▶ **EXERCISE AIM**
Exact reproduction of all the entries is required, without any of their pictures.

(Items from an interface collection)
[Start of section]
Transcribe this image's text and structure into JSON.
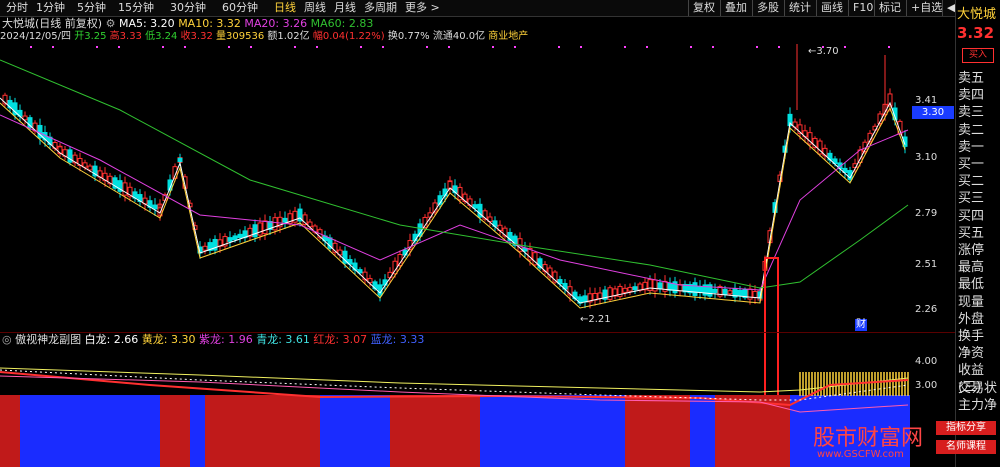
{
  "periods": [
    "分时",
    "1分钟",
    "5分钟",
    "15分钟",
    "30分钟",
    "60分钟",
    "日线",
    "周线",
    "月线",
    "多周期",
    "更多 >"
  ],
  "active_period": "日线",
  "tools": [
    "复权",
    "叠加",
    "多股",
    "统计",
    "画线",
    "F10",
    "标记",
    "+自选",
    "◀"
  ],
  "stock": {
    "name": "大悦城",
    "price": "3.32",
    "buy_label": "买入"
  },
  "quote_items": [
    "卖五",
    "卖四",
    "卖三",
    "卖二",
    "卖一",
    "买一",
    "买二",
    "买三",
    "买四",
    "买五",
    "涨停",
    "最高",
    "最低",
    "现量",
    "外盘",
    "换手",
    "净资",
    "收益(三)",
    "交易状",
    "主力净"
  ],
  "header": {
    "title": "大悦城(日线 前复权)",
    "ma5": "MA5: 3.20",
    "ma10": "MA10: 3.32",
    "ma20": "MA20: 3.26",
    "ma60": "MA60: 2.83",
    "date": "2024/12/05/四",
    "open": "开3.25",
    "high": "高3.33",
    "low": "低3.24",
    "close": "收3.32",
    "volume": "量309536",
    "amount": "额1.02亿",
    "change": "幅0.04(1.22%)",
    "turnover": "换0.77%",
    "float": "流通40.0亿",
    "sector": "商业地产"
  },
  "axis_labels": [
    "3.41",
    "3.10",
    "2.79",
    "2.51",
    "2.26"
  ],
  "current_price_box": "3.30",
  "annotations": {
    "high": "3.70",
    "low": "2.21",
    "cai": "财"
  },
  "sub_indicator": {
    "title": "傲视神龙副图",
    "white": "白龙: 2.66",
    "yellow": "黄龙: 3.30",
    "purple": "紫龙: 1.96",
    "cyan": "青龙: 3.61",
    "red": "红龙: 3.07",
    "blue": "蓝龙: 3.33"
  },
  "sub_axis": [
    "4.00",
    "3.00"
  ],
  "watermark": {
    "site": "股市财富网",
    "url": "www.GSCFW.com",
    "tag1": "指标分享",
    "tag2": "名师课程"
  },
  "colors": {
    "up": "#ff3030",
    "down": "#00e0e0",
    "ma5": "#ffffff",
    "ma10": "#ffd23a",
    "ma20": "#e040e0",
    "ma60": "#30c030"
  }
}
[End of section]
▶ **EXERCISE ANSWER**
Transcribe this image's text and structure into JSON.
{
  "periods": [
    "分时",
    "1分钟",
    "5分钟",
    "15分钟",
    "30分钟",
    "60分钟",
    "日线",
    "周线",
    "月线",
    "多周期",
    "更多 >"
  ],
  "active_period": "日线",
  "tools": [
    "复权",
    "叠加",
    "多股",
    "统计",
    "画线",
    "F10",
    "标记",
    "+自选",
    "◀"
  ],
  "stock": {
    "name": "大悦城",
    "price": "3.32",
    "buy_label": "买入"
  },
  "quote_items": [
    "卖五",
    "卖四",
    "卖三",
    "卖二",
    "卖一",
    "买一",
    "买二",
    "买三",
    "买四",
    "买五",
    "涨停",
    "最高",
    "最低",
    "现量",
    "外盘",
    "换手",
    "净资",
    "收益(三)",
    "交易状",
    "主力净"
  ],
  "header": {
    "title": "大悦城(日线 前复权)",
    "ma5": "MA5: 3.20",
    "ma10": "MA10: 3.32",
    "ma20": "MA20: 3.26",
    "ma60": "MA60: 2.83",
    "date": "2024/12/05/四",
    "open": "开3.25",
    "high": "高3.33",
    "low": "低3.24",
    "close": "收3.32",
    "volume": "量309536",
    "amount": "额1.02亿",
    "change": "幅0.04(1.22%)",
    "turnover": "换0.77%",
    "float": "流通40.0亿",
    "sector": "商业地产"
  },
  "axis_labels": [
    "3.41",
    "3.10",
    "2.79",
    "2.51",
    "2.26"
  ],
  "current_price_box": "3.30",
  "annotations": {
    "high": "3.70",
    "low": "2.21",
    "cai": "财"
  },
  "sub_indicator": {
    "title": "傲视神龙副图",
    "white": "白龙: 2.66",
    "yellow": "黄龙: 3.30",
    "purple": "紫龙: 1.96",
    "cyan": "青龙: 3.61",
    "red": "红龙: 3.07",
    "blue": "蓝龙: 3.33"
  },
  "sub_axis": [
    "4.00",
    "3.00"
  ],
  "watermark": {
    "site": "股市财富网",
    "url": "www.GSCFW.com",
    "tag1": "指标分享",
    "tag2": "名师课程"
  },
  "colors": {
    "up": "#ff3030",
    "down": "#00e0e0",
    "ma5": "#ffffff",
    "ma10": "#ffd23a",
    "ma20": "#e040e0",
    "ma60": "#30c030"
  }
}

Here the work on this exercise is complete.